**Exercise objective**
A complete, word-for-word restatement of the entries is needed.

(Beginning of Exercise data)

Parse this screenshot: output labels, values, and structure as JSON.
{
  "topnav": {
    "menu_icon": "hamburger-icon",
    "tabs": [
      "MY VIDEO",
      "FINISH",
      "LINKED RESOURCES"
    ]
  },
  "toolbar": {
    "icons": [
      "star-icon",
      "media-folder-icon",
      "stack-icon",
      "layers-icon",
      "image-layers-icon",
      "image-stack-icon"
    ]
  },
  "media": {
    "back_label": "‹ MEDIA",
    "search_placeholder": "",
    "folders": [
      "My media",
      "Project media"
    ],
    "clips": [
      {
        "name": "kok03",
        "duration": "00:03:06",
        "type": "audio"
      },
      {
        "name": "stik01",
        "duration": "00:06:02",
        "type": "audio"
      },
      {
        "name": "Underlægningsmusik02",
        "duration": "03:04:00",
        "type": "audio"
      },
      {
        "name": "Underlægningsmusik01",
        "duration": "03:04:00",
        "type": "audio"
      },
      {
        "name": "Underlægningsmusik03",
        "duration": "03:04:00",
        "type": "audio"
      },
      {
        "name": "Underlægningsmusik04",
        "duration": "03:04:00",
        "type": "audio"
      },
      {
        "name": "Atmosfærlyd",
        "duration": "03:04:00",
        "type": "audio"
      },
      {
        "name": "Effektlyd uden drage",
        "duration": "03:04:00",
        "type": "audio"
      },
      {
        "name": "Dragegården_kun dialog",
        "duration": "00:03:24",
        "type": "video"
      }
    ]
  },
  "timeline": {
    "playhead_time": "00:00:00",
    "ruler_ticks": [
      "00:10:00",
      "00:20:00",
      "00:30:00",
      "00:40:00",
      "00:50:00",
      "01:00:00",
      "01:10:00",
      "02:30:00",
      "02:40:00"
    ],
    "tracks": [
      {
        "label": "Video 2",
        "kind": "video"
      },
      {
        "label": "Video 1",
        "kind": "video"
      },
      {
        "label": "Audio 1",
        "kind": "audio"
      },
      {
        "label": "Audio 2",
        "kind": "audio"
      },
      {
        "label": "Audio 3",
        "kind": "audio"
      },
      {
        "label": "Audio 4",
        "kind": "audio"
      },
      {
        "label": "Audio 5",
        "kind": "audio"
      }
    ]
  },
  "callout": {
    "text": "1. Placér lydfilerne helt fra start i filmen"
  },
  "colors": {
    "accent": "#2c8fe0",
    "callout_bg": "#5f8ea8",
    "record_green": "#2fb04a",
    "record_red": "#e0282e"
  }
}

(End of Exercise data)

**Exercise result**
Parse this screenshot: output labels, values, and structure as JSON.
{
  "topnav": {
    "menu_icon": "hamburger-icon",
    "tabs": [
      "MY VIDEO",
      "FINISH",
      "LINKED RESOURCES"
    ]
  },
  "toolbar": {
    "icons": [
      "star-icon",
      "media-folder-icon",
      "stack-icon",
      "layers-icon",
      "image-layers-icon",
      "image-stack-icon"
    ]
  },
  "media": {
    "back_label": "‹ MEDIA",
    "search_placeholder": "",
    "folders": [
      "My media",
      "Project media"
    ],
    "clips": [
      {
        "name": "kok03",
        "duration": "00:03:06",
        "type": "audio"
      },
      {
        "name": "stik01",
        "duration": "00:06:02",
        "type": "audio"
      },
      {
        "name": "Underlægningsmusik02",
        "duration": "03:04:00",
        "type": "audio"
      },
      {
        "name": "Underlægningsmusik01",
        "duration": "03:04:00",
        "type": "audio"
      },
      {
        "name": "Underlægningsmusik03",
        "duration": "03:04:00",
        "type": "audio"
      },
      {
        "name": "Underlægningsmusik04",
        "duration": "03:04:00",
        "type": "audio"
      },
      {
        "name": "Atmosfærlyd",
        "duration": "03:04:00",
        "type": "audio"
      },
      {
        "name": "Effektlyd uden drage",
        "duration": "03:04:00",
        "type": "audio"
      },
      {
        "name": "Dragegården_kun dialog",
        "duration": "00:03:24",
        "type": "video"
      }
    ]
  },
  "timeline": {
    "playhead_time": "00:00:00",
    "ruler_ticks": [
      "00:10:00",
      "00:20:00",
      "00:30:00",
      "00:40:00",
      "00:50:00",
      "01:00:00",
      "01:10:00",
      "02:30:00",
      "02:40:00"
    ],
    "tracks": [
      {
        "label": "Video 2",
        "kind": "video"
      },
      {
        "label": "Video 1",
        "kind": "video"
      },
      {
        "label": "Audio 1",
        "kind": "audio"
      },
      {
        "label": "Audio 2",
        "kind": "audio"
      },
      {
        "label": "Audio 3",
        "kind": "audio"
      },
      {
        "label": "Audio 4",
        "kind": "audio"
      },
      {
        "label": "Audio 5",
        "kind": "audio"
      }
    ]
  },
  "callout": {
    "text": "1. Placér lydfilerne helt fra start i filmen"
  },
  "colors": {
    "accent": "#2c8fe0",
    "callout_bg": "#5f8ea8",
    "record_green": "#2fb04a",
    "record_red": "#e0282e"
  }
}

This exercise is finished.